Anthony Williams’s Little Shop of Horrors is a must-see, he has managed to bring in traditional elements from past versions including the spectacular finale and the omission of Mean Green Mother From Outer Space (a song written for the film which admittedly I did miss!) while putting his own vision into it. I now look forward to seeing more of this talented cast in The Magic of the Musicals on August 18th, a yearly show that showcases the individual talents of its current summer season casts. The show is dark, creepy, funny and entertaining. Don’t miss it unless you want to be fed to a hungry plant!!

Hayley Alice Roberts.

Horror Attractions: The Black Chasm (Silver Mountain Experience)

Posted in Horror Attractions with tags , , , , , , on August 6, 2013 by Hayley's Horror Reviews


Deep in the heart of Mid-Wales lies the Silver Mountain Experience. The Ponterwyd tourist attraction based around a mining area encourages children and adults alike to use their imaginations as they stumble across tales and creatures from Welsh Mythology. The Black Chasm is the main highlight of the entire experience and is deemed “not for the faint hearted”. It heavily relies on audience participation and suspension of disbelief as visitors walk through the dark mine unaware of what could be behind each corner.


I stumbled upon the  well-marketed attraction through a brochure for my local area of Aberystwyth. Today, I visited with my family, my parents and two nephews (aged 13 and 16). The Black Chasm has two versions, the PG and the 12A, tour guides insist the latter is designed to give out a good scare however I will vouch that it is suitable for most ages depending on the scare threshold of the child. Being related to me, my nephews opted for the 12A version as they know, the scarier, the better!

The tour lasts a good hour so you definitely get your money’s worth and hard hats are provided prior to entering the mine. A guide who refers to himself as “the tallest dwarf” takes visitors on a journey down the mine and tells graphic stories about what will happen to “victims” if they do not abide by his rules and warnings. The guide/dwarf provided a lot of interaction and audience participation mainly for the children but also included the “parents”. When asking what my job is I replied with “horror film reviewer”, he responded with “well, this is live action”, therefore a review of this entertaining attraction was definitely in order! Talk of monstrous creatures such as Morgens and Orcs are in place to unsettle the audience. However it wasn’t all thrills and chills, the guide incorporated plenty of quick-witted humor to balance out the tension and made jokes related to modern popular culture such as how disturbing Justin Bieber is! I give a lot of credit to the guide who relies on the power of acting to convey gruesome and frightening moments without having a lot of visuals to work with but it effectively instilled images in the mind.


The main frightening aspect of the Chasm was the narrowness of the mines as well as the darkness, where you literally see nothing!  The jumpy parts came across in the style of a ghost train where Halloween-type skeletons flashed from the darkness along to pre-recorded sound effects.

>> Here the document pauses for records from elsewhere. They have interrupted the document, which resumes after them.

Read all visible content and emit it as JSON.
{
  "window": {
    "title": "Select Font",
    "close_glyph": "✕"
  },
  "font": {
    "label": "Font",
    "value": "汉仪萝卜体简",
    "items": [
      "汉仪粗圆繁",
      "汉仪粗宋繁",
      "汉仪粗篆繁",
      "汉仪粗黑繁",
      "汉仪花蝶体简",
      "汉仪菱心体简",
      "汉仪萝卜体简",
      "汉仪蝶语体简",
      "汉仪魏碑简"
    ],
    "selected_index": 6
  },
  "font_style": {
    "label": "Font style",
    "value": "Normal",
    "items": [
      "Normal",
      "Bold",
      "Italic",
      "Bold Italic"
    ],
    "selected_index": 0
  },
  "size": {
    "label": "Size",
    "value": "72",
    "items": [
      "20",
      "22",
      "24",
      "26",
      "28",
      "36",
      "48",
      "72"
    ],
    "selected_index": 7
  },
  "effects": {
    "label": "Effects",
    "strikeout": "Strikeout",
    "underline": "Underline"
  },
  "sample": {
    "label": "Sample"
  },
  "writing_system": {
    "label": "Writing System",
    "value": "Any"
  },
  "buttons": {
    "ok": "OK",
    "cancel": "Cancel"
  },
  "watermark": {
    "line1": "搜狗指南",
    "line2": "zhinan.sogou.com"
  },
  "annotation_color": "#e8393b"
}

However, while that may terrify younger attenders it was definitely what you couldn’t see that made the experience all the more chilling. I will admit, I was expecting a bit more from what was actually offered and had the assumption there would be live actors in there rather than models.

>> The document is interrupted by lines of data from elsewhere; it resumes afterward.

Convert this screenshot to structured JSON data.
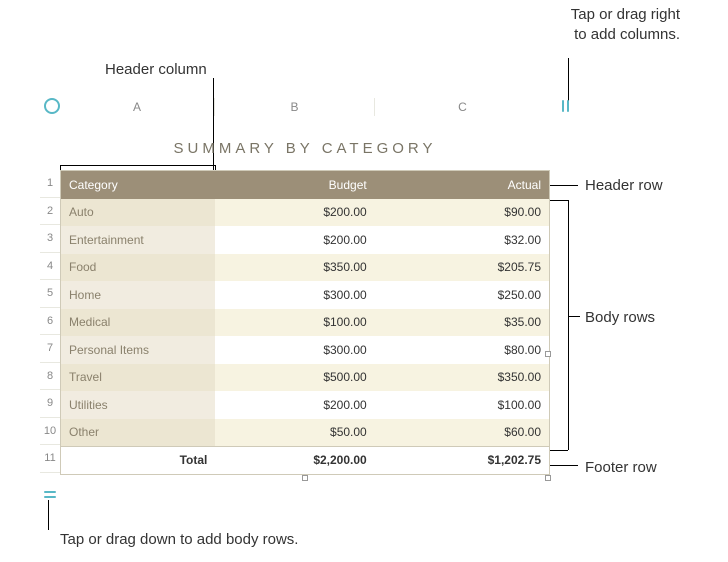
{
  "annotations": {
    "header_column": "Header column",
    "add_columns": "Tap or drag right to add columns.",
    "header_row": "Header row",
    "body_rows": "Body rows",
    "footer_row": "Footer row",
    "add_rows": "Tap or drag down to add body rows."
  },
  "table": {
    "title": "SUMMARY BY CATEGORY",
    "col_labels": [
      "A",
      "B",
      "C"
    ],
    "row_labels": [
      "1",
      "2",
      "3",
      "4",
      "5",
      "6",
      "7",
      "8",
      "9",
      "10",
      "11"
    ],
    "header": {
      "category": "Category",
      "budget": "Budget",
      "actual": "Actual"
    },
    "rows": [
      {
        "category": "Auto",
        "budget": "$200.00",
        "actual": "$90.00"
      },
      {
        "category": "Entertainment",
        "budget": "$200.00",
        "actual": "$32.00"
      },
      {
        "category": "Food",
        "budget": "$350.00",
        "actual": "$205.75"
      },
      {
        "category": "Home",
        "budget": "$300.00",
        "actual": "$250.00"
      },
      {
        "category": "Medical",
        "budget": "$100.00",
        "actual": "$35.00"
      },
      {
        "category": "Personal Items",
        "budget": "$300.00",
        "actual": "$80.00"
      },
      {
        "category": "Travel",
        "budget": "$500.00",
        "actual": "$350.00"
      },
      {
        "category": "Utilities",
        "budget": "$200.00",
        "actual": "$100.00"
      },
      {
        "category": "Other",
        "budget": "$50.00",
        "actual": "$60.00"
      }
    ],
    "footer": {
      "label": "Total",
      "budget": "$2,200.00",
      "actual": "$1,202.75"
    }
  }
}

Fun for all the family, with some cheesy effects, The Black Chasm is a dark attraction worth visiting.



Hayley Alice Roberts.